  3. What’s the setting? Rural Alabama is different from Elfy Forestland is different from Noir Cyberpunk where it rains all the time. How does the setting help to frame the story?
  4. Related to the above: do your worldbuilding now. November is for writing the story, not the setting. I guarantee if you let yourself get bogged down in the worldbuilding, if you need to spend time figuring your shit out in November, you aren’t going to get far with the actual writing.
  5. What are the stakes of the story? What happens if your protagonist falls flat on their face? Is it the end of the world? The end of a relationship? End of employment? What if they succeed? The status quo should change by the end of the story.
  6. Do not let your character be a leaf on the wind. They need to be a jet plane. In other words- give the character(s) agency. Have them make decisions. Have them make choices. These can even be bad choices, but make them act in the world you create.
  7. Work out now how you are going to tell the story. First person present? Third person limited past? Now’s the time to make those decisions, not at 12:01 am in November 1.
  8. Think about your beats. Road map out your story. NaNoWriMo is 50,000 words. That’s 10k words an act for five acts. You know who worked the five act model? Shakespeare. Be like Shakespeare.
  9. Allow yourself to suck. NaNoWriMo is designed to get writers to get words on page. They don’t have to be the perfect words. That’s what editing is for.
  10. Don’t give a fuck about genre. You want to write steampunk airship pirates battling Martians? Shapeshifter mutant erotica? Weird West meets Weird Science? You do you.
  11. Look at your schedule. 30 days for 50k words is 1,666.67 words per day. November contains things like Thanksgiving. Black Friday. Cyber Monday. Having to go to work. Plan out what days might end up being blacked out for writing. Plan accordingly.
  12. There are certain things that drive word count. Action. Dialogue (especially asking questions). Do those things.
  13. Certain parts are going to bog you down. Writing long descriptions. Writing exposition.
  14. Getting stuck on a scene?
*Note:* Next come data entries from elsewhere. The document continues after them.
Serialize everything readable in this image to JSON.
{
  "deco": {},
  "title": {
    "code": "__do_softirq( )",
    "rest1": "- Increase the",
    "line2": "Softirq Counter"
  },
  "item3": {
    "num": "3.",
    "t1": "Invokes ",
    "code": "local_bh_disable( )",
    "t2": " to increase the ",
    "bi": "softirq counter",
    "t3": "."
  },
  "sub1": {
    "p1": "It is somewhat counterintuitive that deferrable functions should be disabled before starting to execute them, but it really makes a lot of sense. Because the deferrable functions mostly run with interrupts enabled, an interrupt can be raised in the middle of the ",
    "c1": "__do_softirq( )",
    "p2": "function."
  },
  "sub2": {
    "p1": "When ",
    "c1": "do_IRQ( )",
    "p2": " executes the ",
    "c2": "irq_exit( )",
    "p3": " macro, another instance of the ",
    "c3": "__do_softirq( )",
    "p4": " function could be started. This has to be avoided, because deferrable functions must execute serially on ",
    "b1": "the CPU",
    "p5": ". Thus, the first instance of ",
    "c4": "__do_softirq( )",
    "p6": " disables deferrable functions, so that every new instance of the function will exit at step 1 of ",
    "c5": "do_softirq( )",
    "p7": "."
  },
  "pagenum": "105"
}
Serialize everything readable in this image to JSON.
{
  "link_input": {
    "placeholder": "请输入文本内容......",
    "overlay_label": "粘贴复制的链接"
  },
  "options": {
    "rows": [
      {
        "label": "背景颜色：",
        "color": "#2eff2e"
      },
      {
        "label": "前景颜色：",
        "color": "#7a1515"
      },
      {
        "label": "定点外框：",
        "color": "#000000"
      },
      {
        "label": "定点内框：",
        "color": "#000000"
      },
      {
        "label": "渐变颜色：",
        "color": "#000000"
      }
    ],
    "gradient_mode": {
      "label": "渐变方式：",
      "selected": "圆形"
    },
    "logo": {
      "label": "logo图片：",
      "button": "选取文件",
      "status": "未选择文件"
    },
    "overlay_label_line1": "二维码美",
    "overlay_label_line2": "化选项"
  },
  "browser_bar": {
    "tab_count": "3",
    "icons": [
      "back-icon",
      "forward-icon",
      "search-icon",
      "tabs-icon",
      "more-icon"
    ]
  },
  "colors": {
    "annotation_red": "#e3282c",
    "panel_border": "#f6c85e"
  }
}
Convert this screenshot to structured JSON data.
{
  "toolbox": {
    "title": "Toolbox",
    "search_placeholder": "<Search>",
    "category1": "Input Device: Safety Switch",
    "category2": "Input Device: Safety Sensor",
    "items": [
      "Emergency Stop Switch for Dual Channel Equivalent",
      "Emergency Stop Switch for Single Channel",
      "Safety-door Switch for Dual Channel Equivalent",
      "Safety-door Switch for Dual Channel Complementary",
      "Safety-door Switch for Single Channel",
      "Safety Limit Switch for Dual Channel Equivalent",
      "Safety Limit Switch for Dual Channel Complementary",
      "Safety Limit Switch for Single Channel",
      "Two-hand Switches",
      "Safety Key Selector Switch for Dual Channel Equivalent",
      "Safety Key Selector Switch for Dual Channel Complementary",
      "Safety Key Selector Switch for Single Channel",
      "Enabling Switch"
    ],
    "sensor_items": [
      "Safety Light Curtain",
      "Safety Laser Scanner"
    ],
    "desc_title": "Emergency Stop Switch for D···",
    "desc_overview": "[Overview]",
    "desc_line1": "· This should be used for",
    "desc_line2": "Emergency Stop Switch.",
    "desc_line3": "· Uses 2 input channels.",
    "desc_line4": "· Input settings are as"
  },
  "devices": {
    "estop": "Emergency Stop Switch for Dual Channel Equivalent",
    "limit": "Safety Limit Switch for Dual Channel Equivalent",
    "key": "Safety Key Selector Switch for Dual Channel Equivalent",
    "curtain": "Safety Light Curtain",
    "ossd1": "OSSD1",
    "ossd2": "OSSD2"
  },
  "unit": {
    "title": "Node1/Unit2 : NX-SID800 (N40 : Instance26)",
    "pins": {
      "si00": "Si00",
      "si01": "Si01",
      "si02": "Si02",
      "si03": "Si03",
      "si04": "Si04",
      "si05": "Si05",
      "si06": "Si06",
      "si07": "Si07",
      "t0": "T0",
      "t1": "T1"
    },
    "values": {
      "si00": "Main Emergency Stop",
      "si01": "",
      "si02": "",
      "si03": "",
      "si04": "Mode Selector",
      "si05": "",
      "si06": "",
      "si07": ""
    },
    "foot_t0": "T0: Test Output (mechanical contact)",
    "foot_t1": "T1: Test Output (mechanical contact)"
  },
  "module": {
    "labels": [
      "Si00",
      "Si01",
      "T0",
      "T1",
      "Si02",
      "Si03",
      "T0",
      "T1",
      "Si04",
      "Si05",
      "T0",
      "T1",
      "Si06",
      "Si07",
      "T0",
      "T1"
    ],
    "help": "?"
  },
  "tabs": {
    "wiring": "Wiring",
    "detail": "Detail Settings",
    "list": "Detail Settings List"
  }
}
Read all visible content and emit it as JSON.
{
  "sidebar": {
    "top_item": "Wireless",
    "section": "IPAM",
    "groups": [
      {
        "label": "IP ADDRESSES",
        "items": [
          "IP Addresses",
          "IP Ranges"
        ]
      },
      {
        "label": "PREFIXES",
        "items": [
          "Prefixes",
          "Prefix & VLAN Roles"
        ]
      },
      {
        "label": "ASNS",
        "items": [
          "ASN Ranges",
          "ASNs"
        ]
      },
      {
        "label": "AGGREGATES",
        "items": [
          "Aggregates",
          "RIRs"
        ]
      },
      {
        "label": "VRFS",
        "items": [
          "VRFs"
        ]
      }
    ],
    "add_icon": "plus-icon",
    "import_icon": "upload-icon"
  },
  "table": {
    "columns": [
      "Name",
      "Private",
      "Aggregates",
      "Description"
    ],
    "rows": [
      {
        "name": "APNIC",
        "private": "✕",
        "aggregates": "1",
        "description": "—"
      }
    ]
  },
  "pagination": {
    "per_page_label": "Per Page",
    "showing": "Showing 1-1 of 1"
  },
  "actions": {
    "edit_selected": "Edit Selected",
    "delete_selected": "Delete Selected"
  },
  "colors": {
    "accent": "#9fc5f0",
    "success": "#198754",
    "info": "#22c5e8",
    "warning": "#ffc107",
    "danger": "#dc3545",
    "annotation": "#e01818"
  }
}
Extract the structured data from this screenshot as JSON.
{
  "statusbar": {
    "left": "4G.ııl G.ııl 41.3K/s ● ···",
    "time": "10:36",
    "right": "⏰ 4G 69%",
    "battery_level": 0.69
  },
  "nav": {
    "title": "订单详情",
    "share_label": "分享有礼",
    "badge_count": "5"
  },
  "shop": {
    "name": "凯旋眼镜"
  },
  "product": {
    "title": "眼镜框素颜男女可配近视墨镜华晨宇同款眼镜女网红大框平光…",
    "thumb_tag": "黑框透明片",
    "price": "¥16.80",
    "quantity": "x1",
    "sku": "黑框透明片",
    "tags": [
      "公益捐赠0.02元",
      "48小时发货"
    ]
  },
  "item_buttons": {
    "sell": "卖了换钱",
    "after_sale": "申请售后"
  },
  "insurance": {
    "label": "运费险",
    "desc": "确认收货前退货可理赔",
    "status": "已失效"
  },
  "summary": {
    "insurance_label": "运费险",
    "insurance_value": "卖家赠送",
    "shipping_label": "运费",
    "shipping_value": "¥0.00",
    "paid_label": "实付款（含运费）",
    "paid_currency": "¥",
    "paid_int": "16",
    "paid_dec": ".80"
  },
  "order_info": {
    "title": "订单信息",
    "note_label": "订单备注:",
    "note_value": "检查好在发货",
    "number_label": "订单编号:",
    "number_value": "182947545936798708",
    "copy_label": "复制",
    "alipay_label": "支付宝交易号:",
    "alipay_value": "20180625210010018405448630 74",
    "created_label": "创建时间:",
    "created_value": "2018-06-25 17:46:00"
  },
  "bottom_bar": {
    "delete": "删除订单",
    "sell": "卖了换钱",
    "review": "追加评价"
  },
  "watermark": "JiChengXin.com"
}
Put in a place holder. Something like [Exposition on the nature the lamia/sphinx war goes here]. Move on to the next scene. Put that bracket in red, set it off from the rest of the scene. Come back to it later when you are ready to tackle it.
  15. Find your writing groove now. Music or no music? What kind of music? Caffeine? Alcohol? Other? If booze makes you sleepy, you might want to scale back when writing. You won’t get nearly as much done as you might think. Haven’t written anything in a while? Maybe write a couple of short pieces before hand. Take those characters out for a test drive. Writing is a muscle. The more you exercise it, the stronger it gets.

Further reading:

How to Write a Novel in 3 Days (The Michael Moorcock Way)

The official NaNoWriMo website.

Yes, I am considering participating in NaNoWriMo this year. I did it years ago. 2001 I think? And I finished. And if I do participate I’ll be posting the word slurry here, one day at a time.

Being a continuation from here.

The first part can be found here (yes, I still haven’t gone back and renamed all the pieces, but then this wasn’t originally envisioned as a serialized long piece, either). I like this piece because it let me use Viktoria more and deservedly so. As always, feedback and comments are welcome (and hey, feel free to check out some of the other pieces on the site while you are at it).


This week’s challenge is to use the always entertaining Who the Fuck is MY D&D Character? My result:


So yeah, that got me this short (which I know feels like it could be something a lot bigger, but damn, I had just about 1000 words to work with here). As always, comments are welcome and appreciated (as is sharing, liking, following on twitter or liking on facebook.

Yes, yes, you came for story time, not self-promotion time. I GET IT.